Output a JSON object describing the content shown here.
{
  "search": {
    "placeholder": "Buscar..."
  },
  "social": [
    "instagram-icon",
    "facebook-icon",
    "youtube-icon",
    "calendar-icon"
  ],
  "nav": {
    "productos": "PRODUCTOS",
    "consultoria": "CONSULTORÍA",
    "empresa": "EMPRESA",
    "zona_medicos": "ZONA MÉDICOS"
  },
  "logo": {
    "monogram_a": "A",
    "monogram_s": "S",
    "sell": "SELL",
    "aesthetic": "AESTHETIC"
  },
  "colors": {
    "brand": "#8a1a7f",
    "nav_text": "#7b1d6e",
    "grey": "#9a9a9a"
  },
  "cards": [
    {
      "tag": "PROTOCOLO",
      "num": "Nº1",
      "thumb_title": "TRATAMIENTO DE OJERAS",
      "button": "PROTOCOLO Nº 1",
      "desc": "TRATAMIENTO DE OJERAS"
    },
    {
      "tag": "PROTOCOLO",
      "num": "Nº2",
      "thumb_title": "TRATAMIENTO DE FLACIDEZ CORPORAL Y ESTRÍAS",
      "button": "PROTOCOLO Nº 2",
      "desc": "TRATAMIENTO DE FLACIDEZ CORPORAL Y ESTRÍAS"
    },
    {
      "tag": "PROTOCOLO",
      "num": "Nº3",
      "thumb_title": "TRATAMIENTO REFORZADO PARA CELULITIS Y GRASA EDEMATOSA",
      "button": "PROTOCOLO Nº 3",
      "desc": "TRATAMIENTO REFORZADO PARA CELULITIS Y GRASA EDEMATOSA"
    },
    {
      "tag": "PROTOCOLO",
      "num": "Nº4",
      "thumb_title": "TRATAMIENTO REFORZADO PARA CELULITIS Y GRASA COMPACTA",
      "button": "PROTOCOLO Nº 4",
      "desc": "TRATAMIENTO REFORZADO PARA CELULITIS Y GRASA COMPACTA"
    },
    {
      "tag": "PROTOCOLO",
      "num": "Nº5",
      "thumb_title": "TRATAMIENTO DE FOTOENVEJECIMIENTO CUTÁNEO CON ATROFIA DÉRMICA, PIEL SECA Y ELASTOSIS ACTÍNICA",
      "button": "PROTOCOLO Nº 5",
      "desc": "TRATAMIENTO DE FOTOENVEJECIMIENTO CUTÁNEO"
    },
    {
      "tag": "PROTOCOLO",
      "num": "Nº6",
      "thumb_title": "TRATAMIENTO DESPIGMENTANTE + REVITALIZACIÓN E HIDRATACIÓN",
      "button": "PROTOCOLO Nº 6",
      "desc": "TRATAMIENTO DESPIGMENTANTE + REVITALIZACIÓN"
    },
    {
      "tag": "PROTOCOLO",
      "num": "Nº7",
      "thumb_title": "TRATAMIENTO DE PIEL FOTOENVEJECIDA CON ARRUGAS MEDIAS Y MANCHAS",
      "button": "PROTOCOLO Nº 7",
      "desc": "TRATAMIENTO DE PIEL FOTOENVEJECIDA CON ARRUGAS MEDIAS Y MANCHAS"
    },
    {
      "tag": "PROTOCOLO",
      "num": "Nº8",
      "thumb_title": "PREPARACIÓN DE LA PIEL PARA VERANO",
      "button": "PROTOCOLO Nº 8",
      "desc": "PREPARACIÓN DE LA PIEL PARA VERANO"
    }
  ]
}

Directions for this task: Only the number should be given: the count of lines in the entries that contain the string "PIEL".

Response to this task: 5